Excerpts from an interface dataset
··········

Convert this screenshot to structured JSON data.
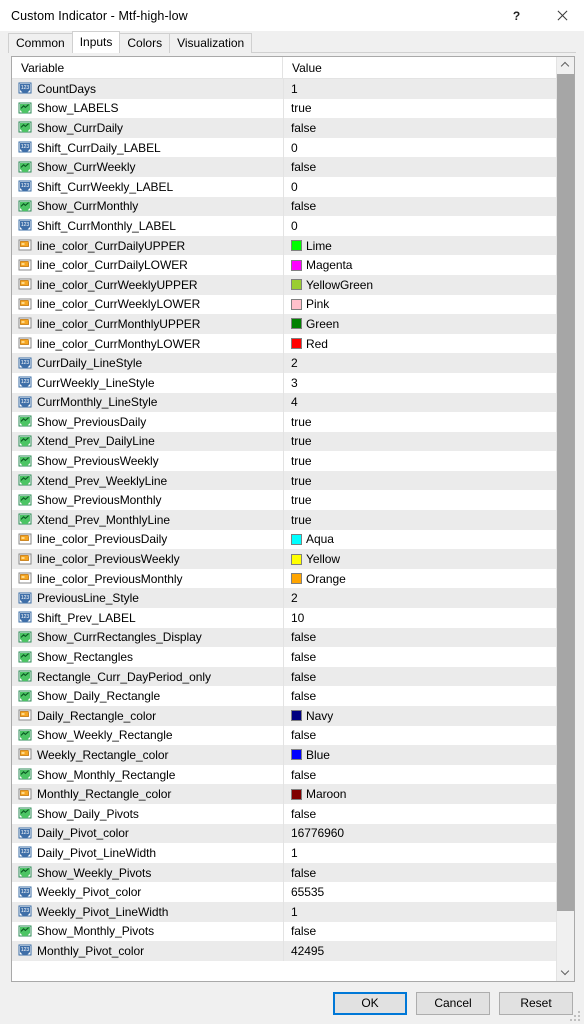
{
  "window": {
    "title": "Custom Indicator - Mtf-high-low",
    "help_button": "?",
    "close_button": "✕",
    "help_icon": "question-mark-icon",
    "close_icon": "close-icon"
  },
  "tabs": [
    {
      "label": "Common",
      "active": false
    },
    {
      "label": "Inputs",
      "active": true
    },
    {
      "label": "Colors",
      "active": false
    },
    {
      "label": "Visualization",
      "active": false
    }
  ],
  "table": {
    "columns": [
      "Variable",
      "Value"
    ],
    "rows": [
      {
        "icon": "number-input-icon",
        "variable": "CountDays",
        "value": "1",
        "type": "number"
      },
      {
        "icon": "boolean-input-icon",
        "variable": "Show_LABELS",
        "value": "true",
        "type": "bool"
      },
      {
        "icon": "boolean-input-icon",
        "variable": "Show_CurrDaily",
        "value": "false",
        "type": "bool"
      },
      {
        "icon": "number-input-icon",
        "variable": "Shift_CurrDaily_LABEL",
        "value": "0",
        "type": "number"
      },
      {
        "icon": "boolean-input-icon",
        "variable": "Show_CurrWeekly",
        "value": "false",
        "type": "bool"
      },
      {
        "icon": "number-input-icon",
        "variable": "Shift_CurrWeekly_LABEL",
        "value": "0",
        "type": "number"
      },
      {
        "icon": "boolean-input-icon",
        "variable": "Show_CurrMonthly",
        "value": "false",
        "type": "bool"
      },
      {
        "icon": "number-input-icon",
        "variable": "Shift_CurrMonthly_LABEL",
        "value": "0",
        "type": "number"
      },
      {
        "icon": "color-input-icon",
        "variable": "line_color_CurrDailyUPPER",
        "value": "Lime",
        "type": "color",
        "swatch": "#00ff00"
      },
      {
        "icon": "color-input-icon",
        "variable": "line_color_CurrDailyLOWER",
        "value": "Magenta",
        "type": "color",
        "swatch": "#ff00ff"
      },
      {
        "icon": "color-input-icon",
        "variable": "line_color_CurrWeeklyUPPER",
        "value": "YellowGreen",
        "type": "color",
        "swatch": "#9acd32"
      },
      {
        "icon": "color-input-icon",
        "variable": "line_color_CurrWeeklyLOWER",
        "value": "Pink",
        "type": "color",
        "swatch": "#ffc0cb"
      },
      {
        "icon": "color-input-icon",
        "variable": "line_color_CurrMonthlyUPPER",
        "value": "Green",
        "type": "color",
        "swatch": "#008000"
      },
      {
        "icon": "color-input-icon",
        "variable": "line_color_CurrMonthyLOWER",
        "value": "Red",
        "type": "color",
        "swatch": "#ff0000"
      },
      {
        "icon": "number-input-icon",
        "variable": "CurrDaily_LineStyle",
        "value": "2",
        "type": "number"
      },
      {
        "icon": "number-input-icon",
        "variable": "CurrWeekly_LineStyle",
        "value": "3",
        "type": "number"
      },
      {
        "icon": "number-input-icon",
        "variable": "CurrMonthly_LineStyle",
        "value": "4",
        "type": "number"
      },
      {
        "icon": "boolean-input-icon",
        "variable": "Show_PreviousDaily",
        "value": "true",
        "type": "bool"
      },
      {
        "icon": "boolean-input-icon",
        "variable": "Xtend_Prev_DailyLine",
        "value": "true",
        "type": "bool"
      },
      {
        "icon": "boolean-input-icon",
        "variable": "Show_PreviousWeekly",
        "value": "true",
        "type": "bool"
      },
      {
        "icon": "boolean-input-icon",
        "variable": "Xtend_Prev_WeeklyLine",
        "value": "true",
        "type": "bool"
      },
      {
        "icon": "boolean-input-icon",
        "variable": "Show_PreviousMonthly",
        "value": "true",
        "type": "bool"
      },
      {
        "icon": "boolean-input-icon",
        "variable": "Xtend_Prev_MonthlyLine",
        "value": "true",
        "type": "bool"
      },
      {
        "icon": "color-input-icon",
        "variable": "line_color_PreviousDaily",
        "value": "Aqua",
        "type": "color",
        "swatch": "#00ffff"
      },
      {
        "icon": "color-input-icon",
        "variable": "line_color_PreviousWeekly",
        "value": "Yellow",
        "type": "color",
        "swatch": "#ffff00"
      },
      {
        "icon": "color-input-icon",
        "variable": "line_color_PreviousMonthly",
        "value": "Orange",
        "type": "color",
        "swatch": "#ffa500"
      },
      {
        "icon": "number-input-icon",
        "variable": "PreviousLine_Style",
        "value": "2",
        "type": "number"
      },
      {
        "icon": "number-input-icon",
        "variable": "Shift_Prev_LABEL",
        "value": "10",
        "type": "number"
      },
      {
        "icon": "boolean-input-icon",
        "variable": "Show_CurrRectangles_Display",
        "value": "false",
        "type": "bool"
      },
      {
        "icon": "boolean-input-icon",
        "variable": "Show_Rectangles",
        "value": "false",
        "type": "bool"
      },
      {
        "icon": "boolean-input-icon",
        "variable": "Rectangle_Curr_DayPeriod_only",
        "value": "false",
        "type": "bool"
      },
      {
        "icon": "boolean-input-icon",
        "variable": "Show_Daily_Rectangle",
        "value": "false",
        "type": "bool"
      },
      {
        "icon": "color-input-icon",
        "variable": "Daily_Rectangle_color",
        "value": "Navy",
        "type": "color",
        "swatch": "#000080"
      },
      {
        "icon": "boolean-input-icon",
        "variable": "Show_Weekly_Rectangle",
        "value": "false",
        "type": "bool"
      },
      {
        "icon": "color-input-icon",
        "variable": "Weekly_Rectangle_color",
        "value": "Blue",
        "type": "color",
        "swatch": "#0000ff"
      },
      {
        "icon": "boolean-input-icon",
        "variable": "Show_Monthly_Rectangle",
        "value": "false",
        "type": "bool"
      },
      {
        "icon": "color-input-icon",
        "variable": "Monthly_Rectangle_color",
        "value": "Maroon",
        "type": "color",
        "swatch": "#800000"
      },
      {
        "icon": "boolean-input-icon",
        "variable": "Show_Daily_Pivots",
        "value": "false",
        "type": "bool"
      },
      {
        "icon": "number-input-icon",
        "variable": "Daily_Pivot_color",
        "value": "16776960",
        "type": "number"
      },
      {
        "icon": "number-input-icon",
        "variable": "Daily_Pivot_LineWidth",
        "value": "1",
        "type": "number"
      },
      {
        "icon": "boolean-input-icon",
        "variable": "Show_Weekly_Pivots",
        "value": "false",
        "type": "bool"
      },
      {
        "icon": "number-input-icon",
        "variable": "Weekly_Pivot_color",
        "value": "65535",
        "type": "number"
      },
      {
        "icon": "number-input-icon",
        "variable": "Weekly_Pivot_LineWidth",
        "value": "1",
        "type": "number"
      },
      {
        "icon": "boolean-input-icon",
        "variable": "Show_Monthly_Pivots",
        "value": "false",
        "type": "bool"
      },
      {
        "icon": "number-input-icon",
        "variable": "Monthly_Pivot_color",
        "value": "42495",
        "type": "number"
      }
    ]
  },
  "scrollbar": {
    "up_icon": "chevron-up-icon",
    "down_icon": "chevron-down-icon",
    "thumb_top_pct": 0,
    "thumb_height_pct": 94
  },
  "footer": {
    "ok": "OK",
    "cancel": "Cancel",
    "reset": "Reset"
  },
  "colors": {
    "accent": "#0078d7",
    "row_alt": "#ebebeb",
    "dialog_bg": "#f0f0f0",
    "border": "#a9a9a9"
  }
}
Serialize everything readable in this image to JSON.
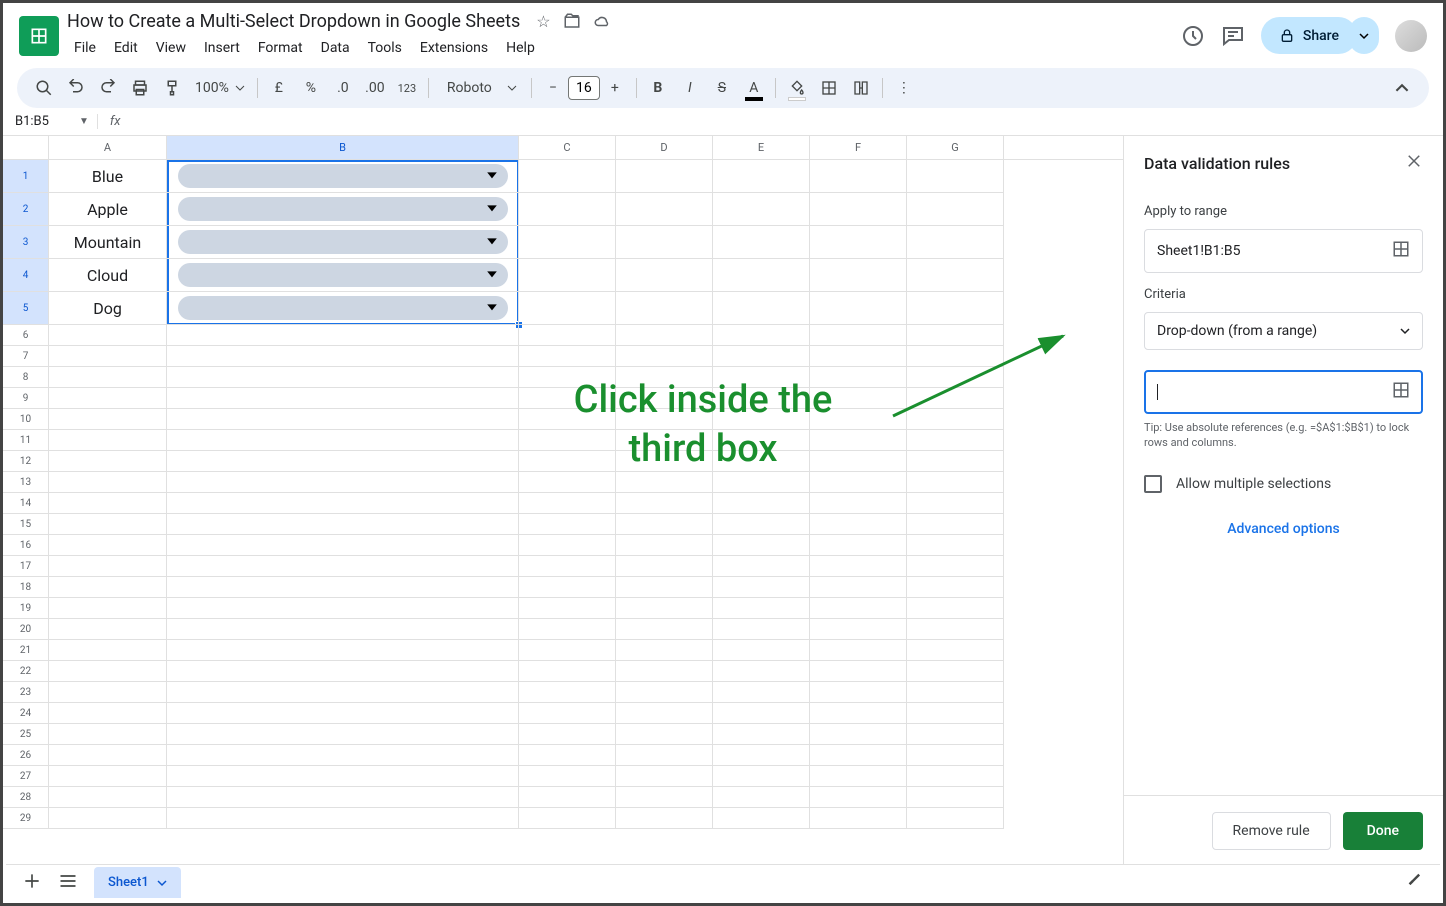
{
  "doc": {
    "title": "How to Create a Multi-Select Dropdown in Google Sheets"
  },
  "menus": [
    "File",
    "Edit",
    "View",
    "Insert",
    "Format",
    "Data",
    "Tools",
    "Extensions",
    "Help"
  ],
  "toolbar": {
    "zoom": "100%",
    "font": "Roboto",
    "fontSize": "16"
  },
  "share": {
    "label": "Share"
  },
  "namebox": "B1:B5",
  "columns": [
    "A",
    "B",
    "C",
    "D",
    "E",
    "F",
    "G"
  ],
  "colWidths": {
    "A": 118,
    "B": 352,
    "other": 97
  },
  "rowCount": 29,
  "dataRows": 5,
  "cellsA": [
    "Blue",
    "Apple",
    "Mountain",
    "Cloud",
    "Dog"
  ],
  "annotation": {
    "line1": "Click inside the",
    "line2": "third box"
  },
  "sidebar": {
    "title": "Data validation rules",
    "applyLabel": "Apply to range",
    "rangeValue": "Sheet1!B1:B5",
    "criteriaLabel": "Criteria",
    "criteriaValue": "Drop-down (from a range)",
    "rangeInputValue": "",
    "tip": "Tip: Use absolute references (e.g. =$A$1:$B$1) to lock rows and columns.",
    "allowMultiple": "Allow multiple selections",
    "advanced": "Advanced options",
    "remove": "Remove rule",
    "done": "Done"
  },
  "sheetTab": "Sheet1"
}
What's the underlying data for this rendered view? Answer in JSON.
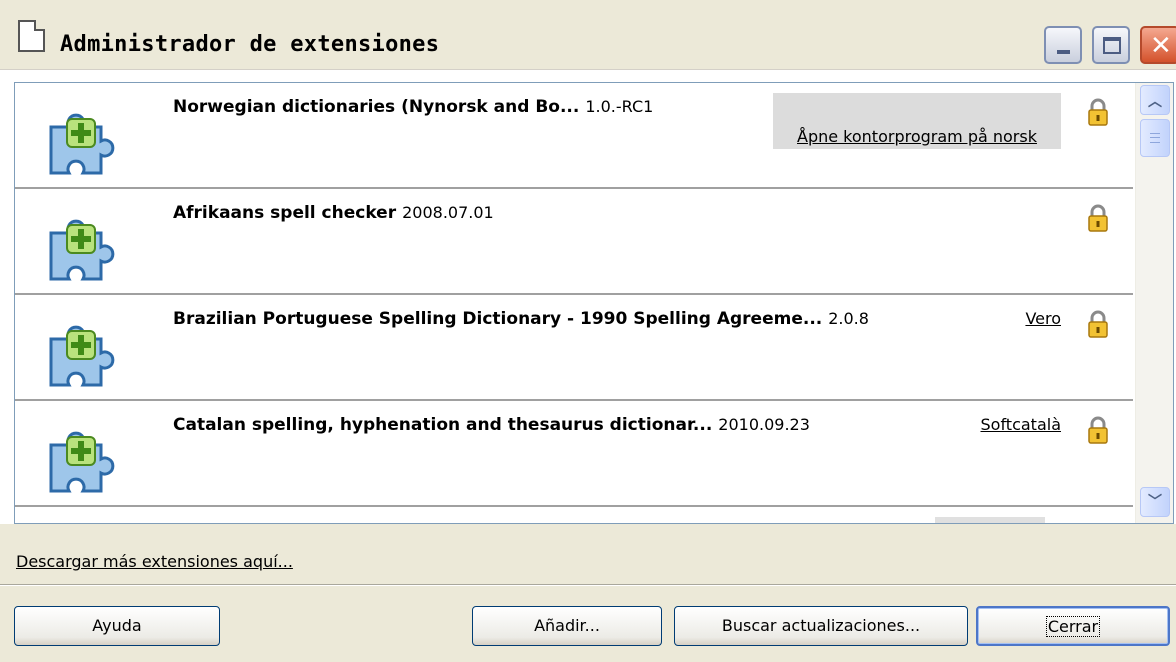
{
  "window": {
    "title": "Administrador de extensiones",
    "minimize_icon": "minimize-icon",
    "maximize_icon": "maximize-icon",
    "close_icon": "close-icon"
  },
  "extensions": [
    {
      "name": "Norwegian dictionaries (Nynorsk and Bo...",
      "version": "1.0.-RC1",
      "publisher": "Åpne kontorprogram på norsk",
      "icon": "puzzle-piece-icon",
      "status_icon": "lock-icon"
    },
    {
      "name": "Afrikaans spell checker",
      "version": "2008.07.01",
      "publisher": "",
      "icon": "puzzle-piece-icon",
      "status_icon": "lock-icon"
    },
    {
      "name": "Brazilian Portuguese Spelling Dictionary - 1990 Spelling Agreeme...",
      "version": "2.0.8",
      "publisher": "Vero",
      "icon": "puzzle-piece-icon",
      "status_icon": "lock-icon"
    },
    {
      "name": "Catalan spelling, hyphenation and thesaurus dictionar...",
      "version": "2010.09.23",
      "publisher": "Softcatalà",
      "icon": "puzzle-piece-icon",
      "status_icon": "lock-icon"
    }
  ],
  "footer": {
    "more_link": "Descargar más extensiones aquí...",
    "help_button": "Ayuda",
    "add_button": "Añadir...",
    "updates_button": "Buscar actualizaciones...",
    "close_button": "Cerrar"
  },
  "colors": {
    "dialog_bg": "#ece9d8",
    "list_border": "#7f9db9",
    "close_red": "#d4522c",
    "default_button_border": "#4d76c8"
  }
}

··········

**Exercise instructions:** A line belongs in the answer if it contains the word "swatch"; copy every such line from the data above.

**Exercise solution:**
        "swatch": "#00ff00"
        "swatch": "#ff00ff"
        "swatch": "#9acd32"
        "swatch": "#ffc0cb"
        "swatch": "#008000"
        "swatch": "#ff0000"
        "swatch": "#00ffff"
        "swatch": "#ffff00"
        "swatch": "#ffa500"
        "swatch": "#000080"
        "swatch": "#0000ff"
        "swatch": "#800000"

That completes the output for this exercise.